- [TASK DIRECTIONS]
Give again, exactly and without pictures, the lines running from the line with "Parse this screenshot: output" to the end of the records below.

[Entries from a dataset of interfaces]
- - - - - - -

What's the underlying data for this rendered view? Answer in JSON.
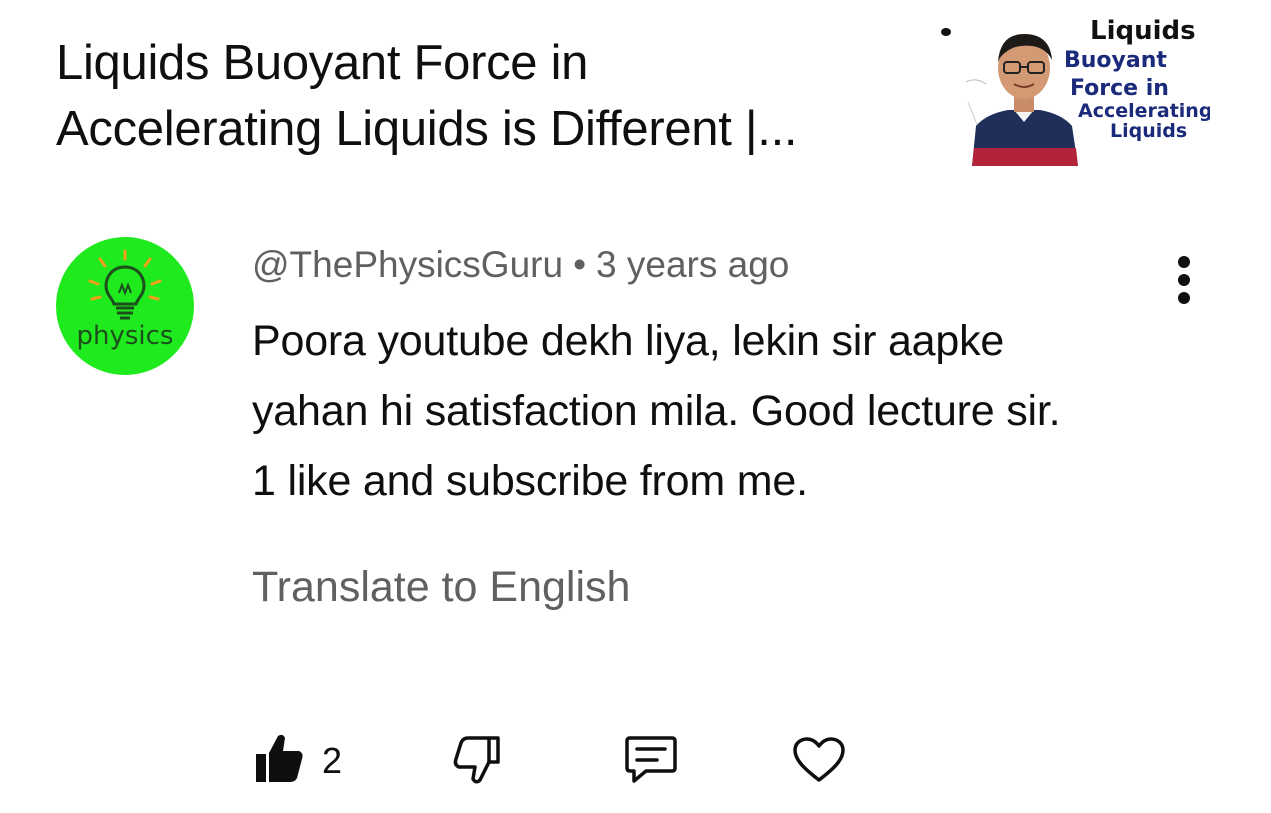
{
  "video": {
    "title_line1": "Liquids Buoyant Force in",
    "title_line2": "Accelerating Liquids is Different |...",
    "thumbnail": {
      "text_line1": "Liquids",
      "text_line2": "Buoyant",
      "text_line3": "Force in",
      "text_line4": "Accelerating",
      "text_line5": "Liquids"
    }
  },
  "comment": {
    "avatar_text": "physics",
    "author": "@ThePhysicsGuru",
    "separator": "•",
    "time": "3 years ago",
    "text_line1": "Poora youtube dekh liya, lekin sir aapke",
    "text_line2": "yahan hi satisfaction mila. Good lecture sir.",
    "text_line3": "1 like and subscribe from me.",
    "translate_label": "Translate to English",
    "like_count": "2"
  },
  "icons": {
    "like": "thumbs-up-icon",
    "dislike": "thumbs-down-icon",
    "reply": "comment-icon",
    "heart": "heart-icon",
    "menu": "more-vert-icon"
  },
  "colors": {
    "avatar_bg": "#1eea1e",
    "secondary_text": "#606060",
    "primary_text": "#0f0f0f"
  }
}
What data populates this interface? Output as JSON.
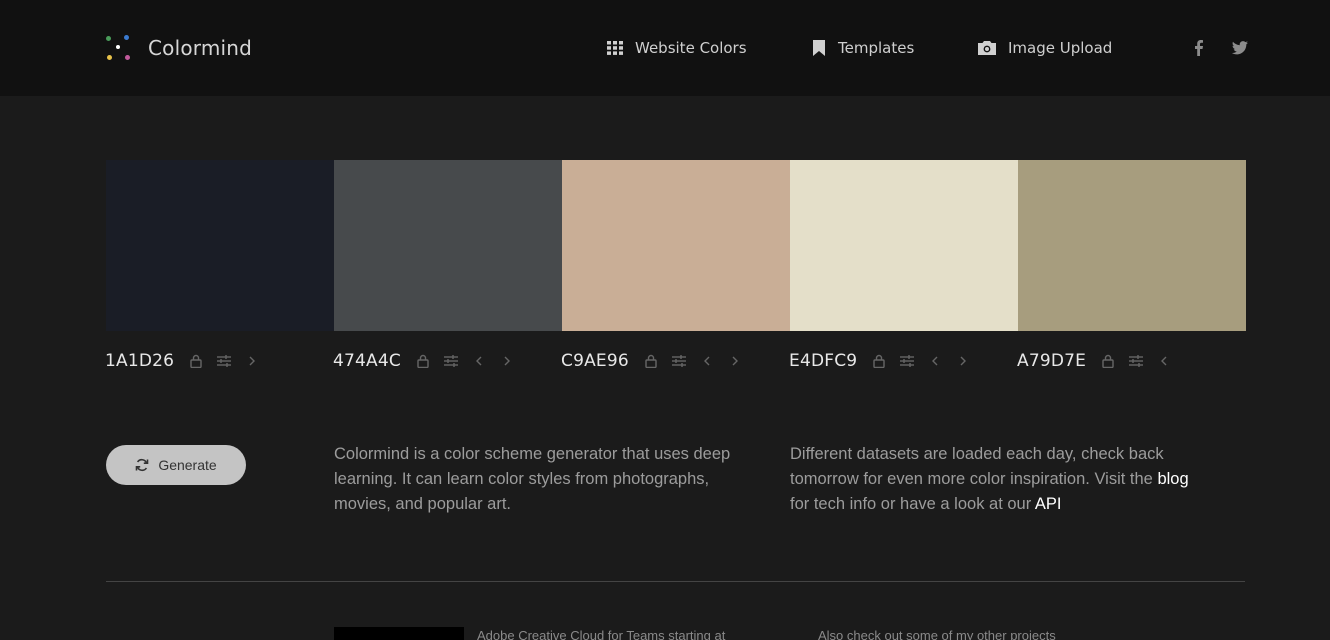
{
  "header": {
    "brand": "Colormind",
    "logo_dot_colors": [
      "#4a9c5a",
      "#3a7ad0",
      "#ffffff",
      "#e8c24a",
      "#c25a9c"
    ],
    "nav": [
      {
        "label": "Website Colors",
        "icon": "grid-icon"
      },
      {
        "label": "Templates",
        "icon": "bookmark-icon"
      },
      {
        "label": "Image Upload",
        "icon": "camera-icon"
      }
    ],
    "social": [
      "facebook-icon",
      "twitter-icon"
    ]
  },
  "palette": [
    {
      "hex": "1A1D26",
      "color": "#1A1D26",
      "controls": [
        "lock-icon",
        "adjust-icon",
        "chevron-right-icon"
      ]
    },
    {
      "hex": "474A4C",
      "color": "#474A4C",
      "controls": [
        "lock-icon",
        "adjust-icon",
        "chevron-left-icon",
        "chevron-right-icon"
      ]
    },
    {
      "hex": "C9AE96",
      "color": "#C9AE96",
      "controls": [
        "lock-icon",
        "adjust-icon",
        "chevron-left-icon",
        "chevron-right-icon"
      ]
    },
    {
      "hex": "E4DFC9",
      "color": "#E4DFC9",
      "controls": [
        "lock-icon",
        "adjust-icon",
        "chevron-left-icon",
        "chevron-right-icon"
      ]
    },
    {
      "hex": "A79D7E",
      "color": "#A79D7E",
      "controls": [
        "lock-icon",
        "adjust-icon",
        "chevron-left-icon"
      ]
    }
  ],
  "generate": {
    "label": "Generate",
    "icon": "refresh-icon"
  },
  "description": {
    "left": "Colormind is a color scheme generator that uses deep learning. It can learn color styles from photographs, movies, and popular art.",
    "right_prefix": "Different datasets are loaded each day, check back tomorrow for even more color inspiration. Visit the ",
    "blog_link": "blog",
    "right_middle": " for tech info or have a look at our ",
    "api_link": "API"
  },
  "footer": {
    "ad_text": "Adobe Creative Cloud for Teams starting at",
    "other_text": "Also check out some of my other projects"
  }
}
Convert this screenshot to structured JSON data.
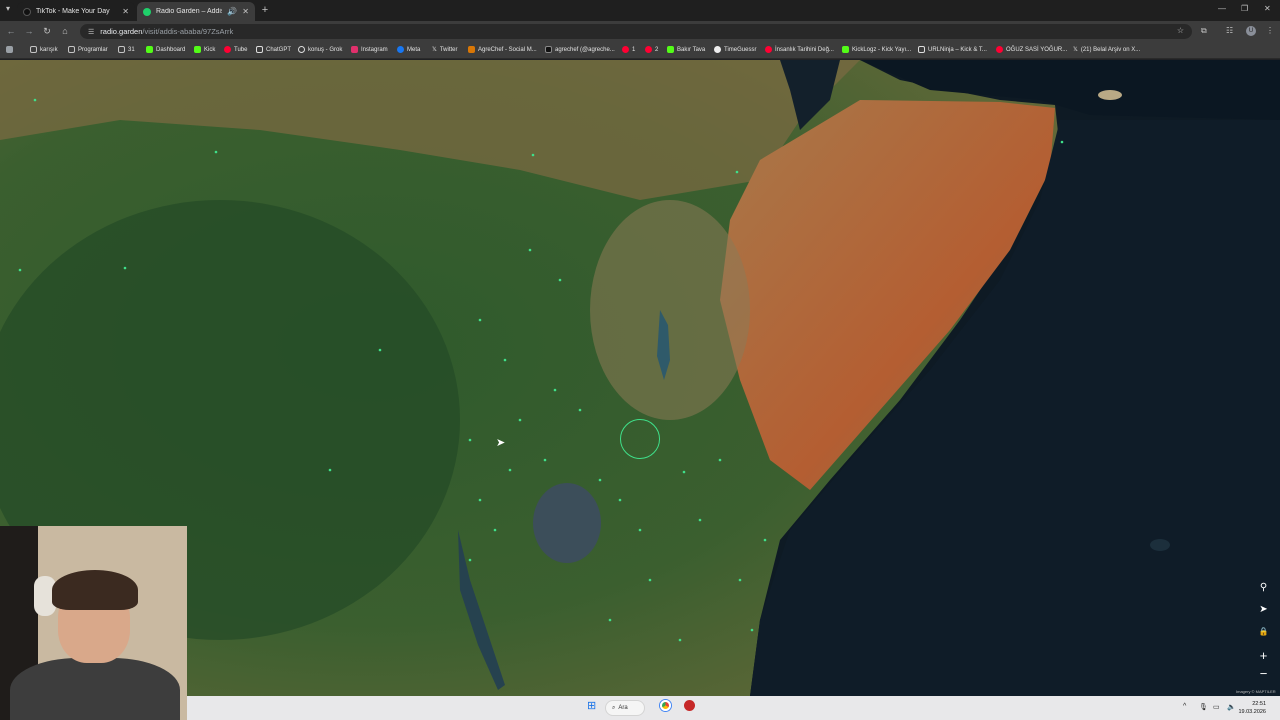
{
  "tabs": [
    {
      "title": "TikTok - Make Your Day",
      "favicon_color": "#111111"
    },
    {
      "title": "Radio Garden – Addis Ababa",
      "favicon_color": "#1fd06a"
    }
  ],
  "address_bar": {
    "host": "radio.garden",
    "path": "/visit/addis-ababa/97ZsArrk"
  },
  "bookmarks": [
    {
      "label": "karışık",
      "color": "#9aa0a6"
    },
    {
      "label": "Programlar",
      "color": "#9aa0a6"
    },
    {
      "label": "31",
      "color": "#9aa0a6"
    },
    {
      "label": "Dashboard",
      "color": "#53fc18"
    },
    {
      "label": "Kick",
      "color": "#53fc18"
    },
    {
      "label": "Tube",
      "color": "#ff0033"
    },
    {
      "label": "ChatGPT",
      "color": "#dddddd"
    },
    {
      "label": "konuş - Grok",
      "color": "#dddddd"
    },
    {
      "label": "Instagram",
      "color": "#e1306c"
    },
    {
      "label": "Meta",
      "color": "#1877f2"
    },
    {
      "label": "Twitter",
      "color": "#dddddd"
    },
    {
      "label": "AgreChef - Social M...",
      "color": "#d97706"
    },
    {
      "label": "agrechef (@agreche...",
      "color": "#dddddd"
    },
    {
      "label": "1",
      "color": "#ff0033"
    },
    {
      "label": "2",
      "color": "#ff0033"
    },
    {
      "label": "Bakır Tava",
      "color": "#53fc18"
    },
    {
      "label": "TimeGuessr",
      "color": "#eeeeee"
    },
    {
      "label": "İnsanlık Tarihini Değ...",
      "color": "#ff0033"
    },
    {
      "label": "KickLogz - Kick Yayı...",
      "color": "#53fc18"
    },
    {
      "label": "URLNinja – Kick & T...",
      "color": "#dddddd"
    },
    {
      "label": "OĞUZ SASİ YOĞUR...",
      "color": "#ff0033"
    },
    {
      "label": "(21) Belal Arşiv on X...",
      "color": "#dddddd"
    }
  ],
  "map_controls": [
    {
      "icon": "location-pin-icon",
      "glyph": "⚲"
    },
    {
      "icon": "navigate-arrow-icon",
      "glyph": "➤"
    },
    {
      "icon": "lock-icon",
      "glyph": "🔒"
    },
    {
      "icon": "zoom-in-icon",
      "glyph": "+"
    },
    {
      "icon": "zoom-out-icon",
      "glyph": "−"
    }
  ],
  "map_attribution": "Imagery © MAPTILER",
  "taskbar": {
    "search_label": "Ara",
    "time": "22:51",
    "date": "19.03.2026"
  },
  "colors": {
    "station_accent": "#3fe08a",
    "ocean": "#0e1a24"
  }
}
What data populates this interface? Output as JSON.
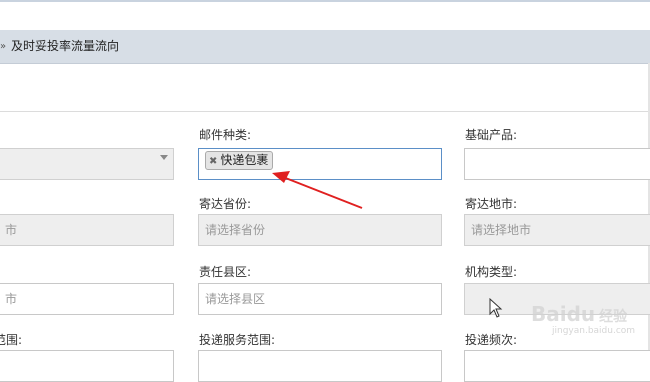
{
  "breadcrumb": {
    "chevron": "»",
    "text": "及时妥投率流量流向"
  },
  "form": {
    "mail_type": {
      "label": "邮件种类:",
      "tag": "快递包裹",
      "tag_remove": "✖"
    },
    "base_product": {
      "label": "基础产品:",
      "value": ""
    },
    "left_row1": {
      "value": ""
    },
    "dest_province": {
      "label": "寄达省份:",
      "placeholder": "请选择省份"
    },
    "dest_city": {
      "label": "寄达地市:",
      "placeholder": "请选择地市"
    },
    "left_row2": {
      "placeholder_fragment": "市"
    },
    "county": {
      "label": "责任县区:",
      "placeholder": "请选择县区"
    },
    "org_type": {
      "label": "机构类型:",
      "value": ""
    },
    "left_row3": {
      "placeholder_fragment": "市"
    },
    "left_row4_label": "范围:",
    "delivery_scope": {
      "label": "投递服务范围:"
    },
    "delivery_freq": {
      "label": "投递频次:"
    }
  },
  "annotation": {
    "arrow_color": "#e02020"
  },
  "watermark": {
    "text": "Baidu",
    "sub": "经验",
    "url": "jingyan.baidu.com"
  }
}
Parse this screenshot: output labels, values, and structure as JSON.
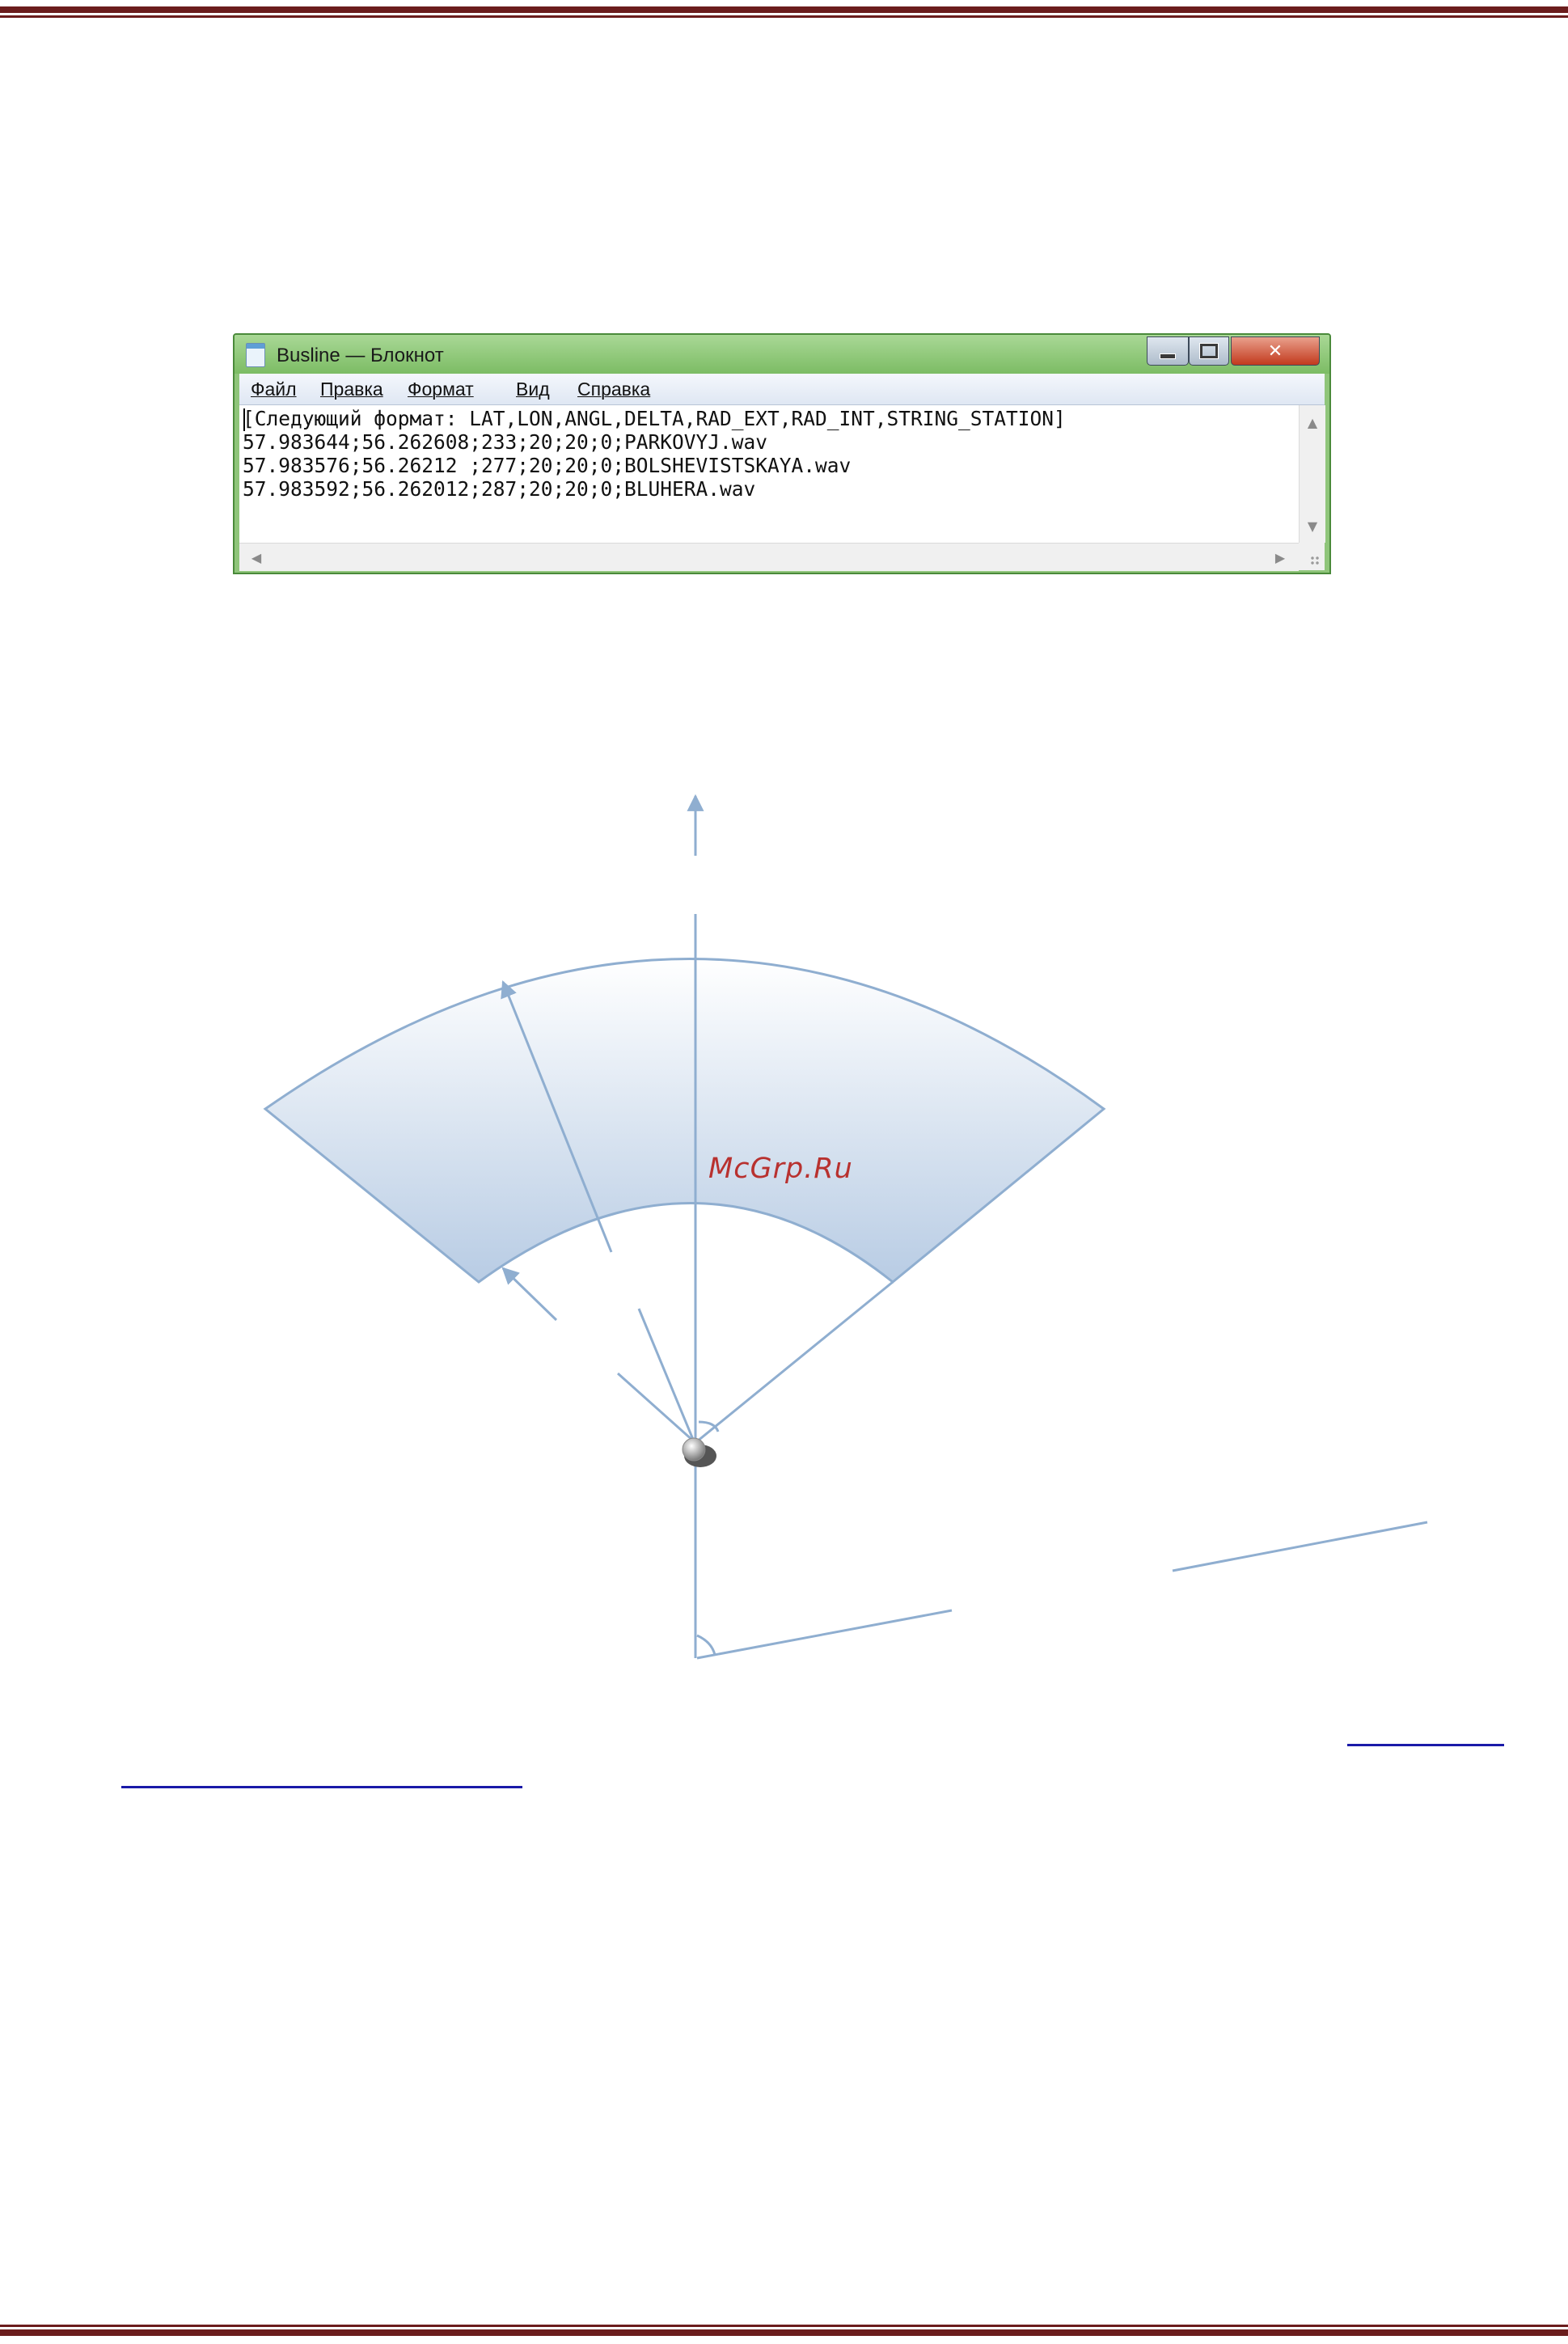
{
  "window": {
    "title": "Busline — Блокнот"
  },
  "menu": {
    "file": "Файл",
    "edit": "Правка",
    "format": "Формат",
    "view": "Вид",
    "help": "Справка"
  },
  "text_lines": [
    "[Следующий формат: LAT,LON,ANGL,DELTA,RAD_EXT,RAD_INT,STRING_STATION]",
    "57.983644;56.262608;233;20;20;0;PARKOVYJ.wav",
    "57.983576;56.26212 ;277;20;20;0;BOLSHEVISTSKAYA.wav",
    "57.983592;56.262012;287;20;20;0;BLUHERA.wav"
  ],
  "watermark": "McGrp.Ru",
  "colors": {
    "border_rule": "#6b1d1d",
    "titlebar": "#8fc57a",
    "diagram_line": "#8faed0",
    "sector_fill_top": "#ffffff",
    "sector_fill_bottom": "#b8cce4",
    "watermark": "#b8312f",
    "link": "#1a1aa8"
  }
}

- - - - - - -

- [ANSWER TO THE PROBLEM]
Parse this screenshot: output labels, values, and structure as JSON.
{
  "window": {
    "title": "Busline — Блокнот"
  },
  "menu": {
    "file": "Файл",
    "edit": "Правка",
    "format": "Формат",
    "view": "Вид",
    "help": "Справка"
  },
  "text_lines": [
    "[Следующий формат: LAT,LON,ANGL,DELTA,RAD_EXT,RAD_INT,STRING_STATION]",
    "57.983644;56.262608;233;20;20;0;PARKOVYJ.wav",
    "57.983576;56.26212 ;277;20;20;0;BOLSHEVISTSKAYA.wav",
    "57.983592;56.262012;287;20;20;0;BLUHERA.wav"
  ],
  "watermark": "McGrp.Ru",
  "colors": {
    "border_rule": "#6b1d1d",
    "titlebar": "#8fc57a",
    "diagram_line": "#8faed0",
    "sector_fill_top": "#ffffff",
    "sector_fill_bottom": "#b8cce4",
    "watermark": "#b8312f",
    "link": "#1a1aa8"
  }
}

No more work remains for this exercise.